On page 4 there was an example of how not to do it featuring Kingston Council who increased business permits from £90 to £300 (£840 for an any registration permit in Barnet - useful if you have rented delivery vehicles). The FSB talk about a "short-term money grab with disastrous effects on the local economy" and that exactly describes what the council have done to Barnet's high streets. Look what the FSB recommend
"Parking schemes and charges tailored and affordable to the individual locality, including taking into account the wider interest of the local community, particularly small businesses
Local authorities to start regarding parking as a vital service, integral to the survival of the local economy, and not as an additional source of short-term revenue"
which is exactly what has happened in Barnet where charges were increased in order to make the budget easier to manage.
the FSB mention Small Business Rate Relief. "We would like to see councils take a proactive approach to promoting SBRR to its local businesses in order to increase take-up." You can find out if you qualify on the council website here.
"Additionally, many businesses do not know that under S49 of the Local Government Finance Act 1988 that councils have the power to reduce or remit all or part of a business's rates bill on the grounds that the ratepayer is in extreme financial hardship" Mr Mustard can't see that on the council website. If you think you would qualify please contact the council on 020 8359 2735.
Under S65 Local Government Finance Act 1992 councils are required to consult with all sectors of the local business community about their spending. The FSB say "many councils only seem to pay lip service to this principle of consultation and in some cases do not always fulfil even their statutory duty". Mr Mustard has whizzed an email off to Barnet Council to find out if they fulfil their statutory duties.
"The FSB urges local councils to recognise the potential benefits of procuring from local small businesses and not to automatically assume that big suppliers and larger contracts are the way forward" which means scrap the £1bn One Barnet outsourcing.

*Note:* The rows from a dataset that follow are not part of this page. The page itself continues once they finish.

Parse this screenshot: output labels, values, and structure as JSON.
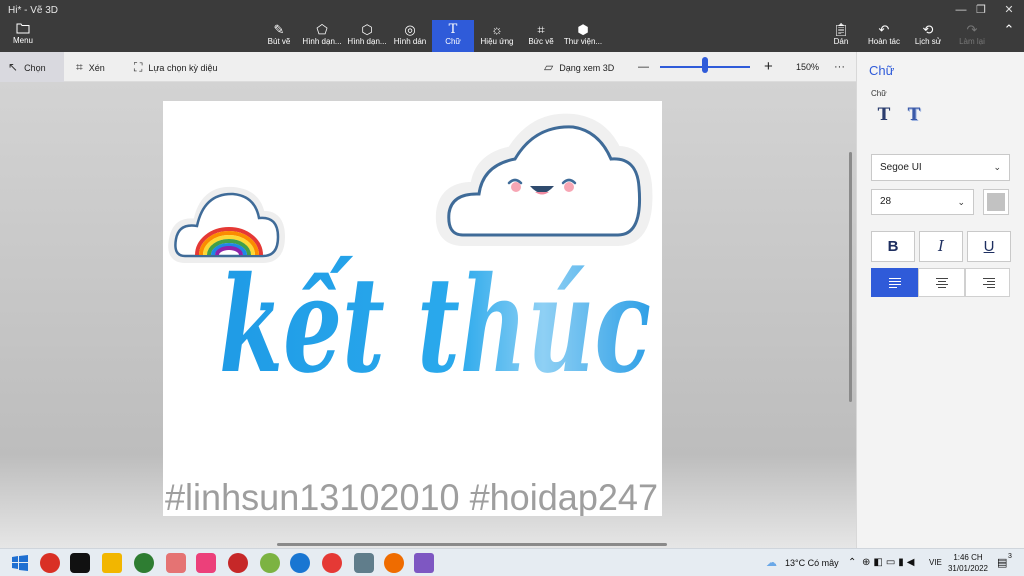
{
  "window": {
    "title": "Hi* - Vẽ 3D",
    "controls": [
      "—",
      "❐",
      "✕"
    ]
  },
  "ribbon": {
    "menu": "Menu",
    "tools": [
      {
        "label": "Bút vẽ",
        "icon": "brush-icon"
      },
      {
        "label": "Hình dạn...",
        "icon": "2d-shapes-icon"
      },
      {
        "label": "Hình dạn...",
        "icon": "3d-shapes-icon"
      },
      {
        "label": "Hình dán",
        "icon": "stickers-icon"
      },
      {
        "label": "Chữ",
        "icon": "text-icon"
      },
      {
        "label": "Hiệu ứng",
        "icon": "effects-icon"
      },
      {
        "label": "Bức vẽ",
        "icon": "canvas-icon"
      },
      {
        "label": "Thư viện...",
        "icon": "3d-library-icon"
      }
    ],
    "right": [
      {
        "label": "Dán",
        "icon": "paste-icon"
      },
      {
        "label": "Hoàn tác",
        "icon": "undo-icon"
      },
      {
        "label": "Lịch sử",
        "icon": "history-icon"
      },
      {
        "label": "Làm lại",
        "icon": "redo-icon"
      }
    ]
  },
  "toolbar": {
    "select": "Chọn",
    "crop": "Xén",
    "magic_select": "Lựa chọn kỳ diệu",
    "view_3d": "Dạng xem 3D",
    "zoom_minus": "—",
    "zoom_plus": "+",
    "zoom": "150%",
    "more": "···",
    "zoom_level_fraction": 0.5
  },
  "canvas": {
    "headline": "kết thúc",
    "watermark": "#linhsun13102010 #hoidap247"
  },
  "panel": {
    "title": "Chữ",
    "subtitle": "Chữ",
    "font": "Segoe UI",
    "size": "28",
    "bold": "B",
    "italic": "I",
    "underline": "U",
    "text_color": "#c2c2c2"
  },
  "taskbar": {
    "weather": "13°C  Có mây",
    "lang": "VIE",
    "time": "1:46 CH",
    "date": "31/01/2022",
    "notif_count": "3"
  },
  "colors": {
    "accent": "#2f5bd9",
    "titlebar": "#3b3b3b",
    "headline_blue": "#29a3e8",
    "cloud_outline": "#3f6b98"
  }
}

the FSB suggest "breaking large contracts down into smaller lots" in order to help small businesses.
the FSB suggest "Doing a Health Check on the high street and addressing problems" i.e. reverse the parking charge increases from April 11 and putting cash meters back in place.
After that little run through the manifesto we can see that Barnet Council certainly haven't signed up to that.
So what was Robert crowing about? If you look at the brochure he was holding you can work out it was the "Championing the UK's Real-Life Entrepreneurs" and there is a short film about that (sorry about the music, maybe turn the sound off).
From this we gather that the council have only agreed to 4 not very onerous and hard to measure things:
Listen to the concerns of real-life entrepreneurs and champion their cause.
Represent the interests of real-life entrepreneurs on a national and local level.
Recognise the many thousands of hard working entrepreneurs that support the UK economy.
Support the FSB in their endeavours to get the best deal for real-life entrepreneurs.
Mr Mustard suggests that the certificate which Richard Cornelius is holding in the photograph will gather dust in a filing cabinet somewhere and nothing will improve for businesses in Barnet. This was just a soundbite for Richard and Robert, some desperately needed positive spin, a much easier day out than fixing the problems inflicted by their own administration on the high streets.
There is a difference of course between starting a business as an entrepreneur and trying to keep an established business going. It's pointless putting any resource into start-ups when saving the existing businesses is a much greater priority.